Declaring their reasons for defending affirmative action, Detroit civil rights leaders, activists, members of the clergy and college students rallied to rouse enthusiasm of the 200-plus crowd.
“Race should be discovered and developed as a character,” said the Rev. Wendel Anthony, president of the Detroit branch of the National Association for the Advancement of Colored People. “Our legacy isn’t going to a university, it was building the university for everyone to enjoy,” he said, referring to the added admission points given to athletes or for students with a legacy.
The national organizer for the Coalition to Defend Affirmative Action and Integration and Fight for Equality By Any Means Necessary, Shanta Driver, also spoke before the crowd, pushing for a national march on Washington on April 1 – the day the Supreme Court will hear the University’s admission policies lawsuit.
U.S. Rep. Carolyn Cheeks Kilpatrick (D-Detroit) also urged supporters to march before the Supreme Court.
“Change comes from the bottom, from the people to the leaders,” she said. “You have to force leaders to act.”
The rally was organized by the Coalition to Defend Equal Opportunity and other groups including the NAACP, after the Detroit City Council declared and reaffirmed its support for the University’s affirmative action policies earlier this month.
Proponents of affirmative action say race-conscious admissions policies diversifies the University, while opponents say the process of diversifying the campus discriminates against white students.
LSA junior Cyril Cordor, a BAMN member, said he was impressed by the impassioned speakers at the rally.

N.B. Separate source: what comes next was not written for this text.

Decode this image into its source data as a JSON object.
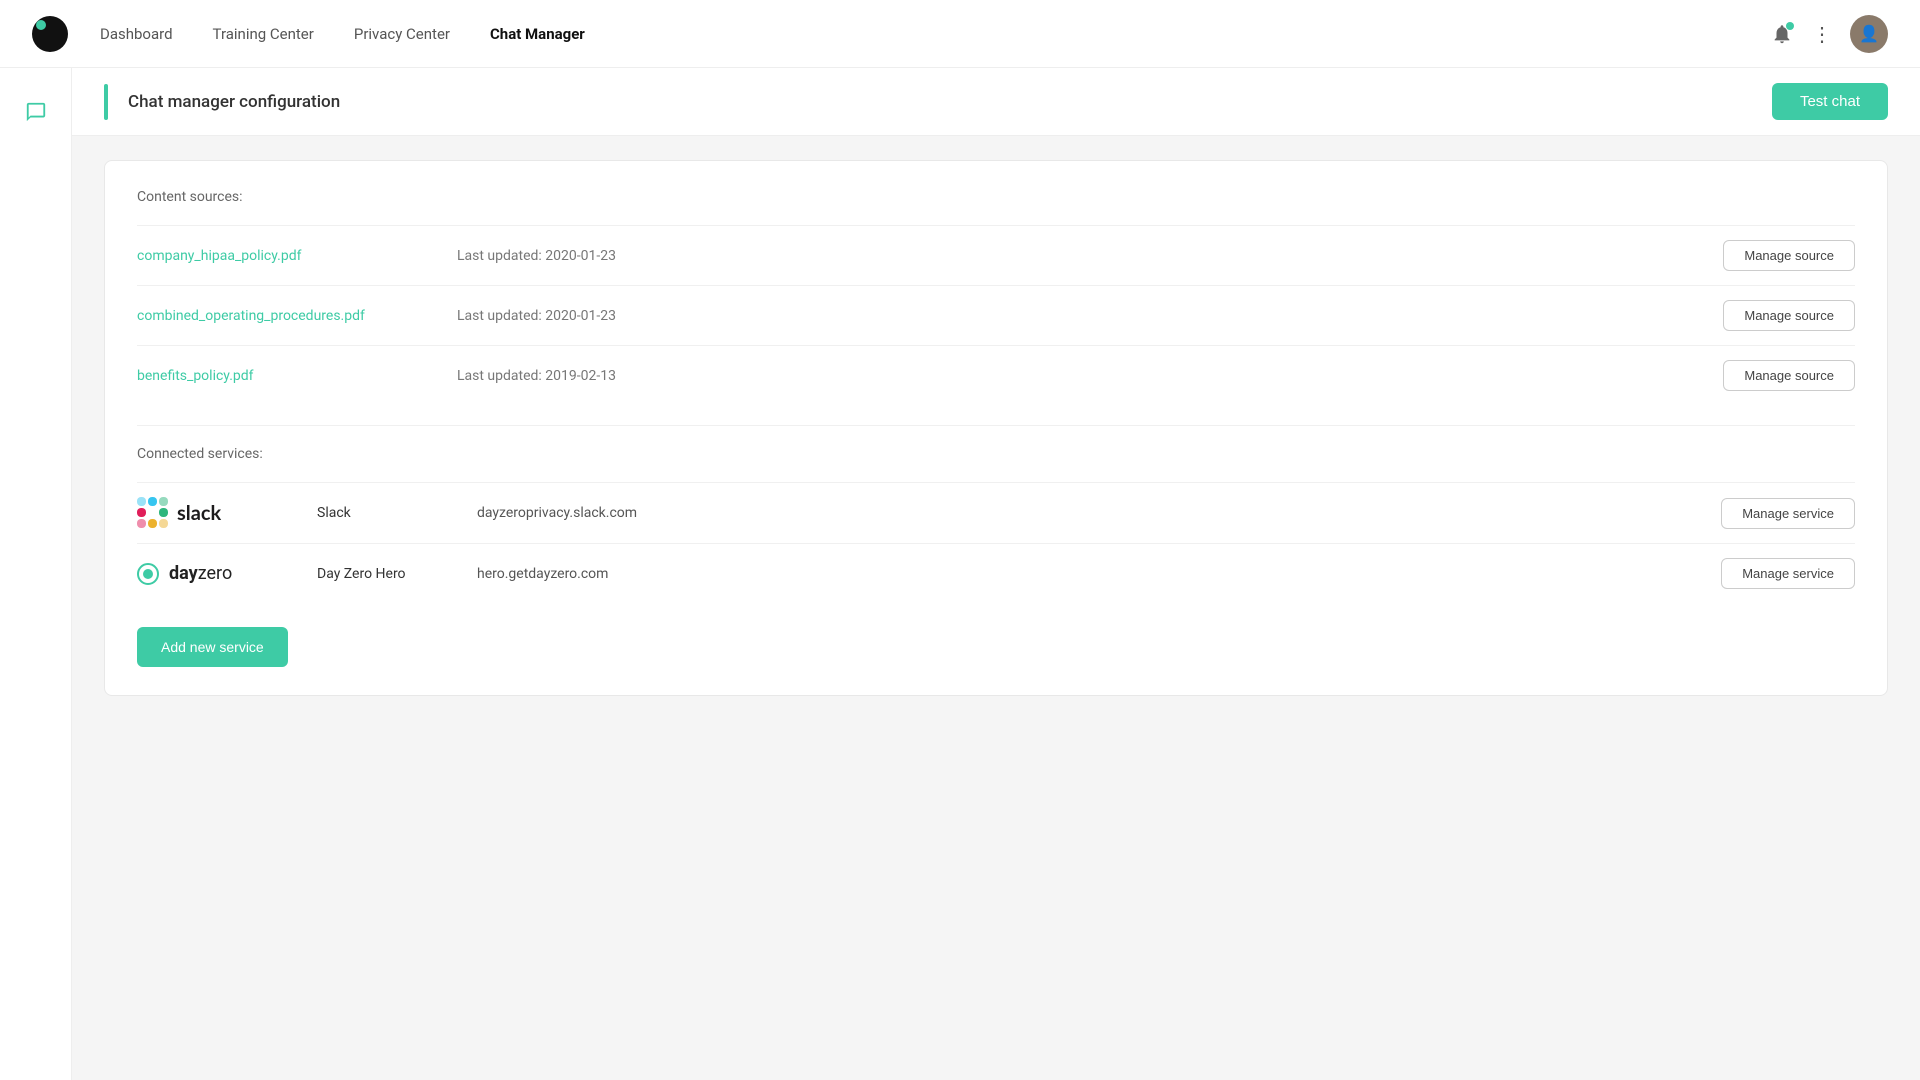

“It was a good way to mobilize the Detroit community,” Cordor said. “And it shows that there is a new civil rights movement building.”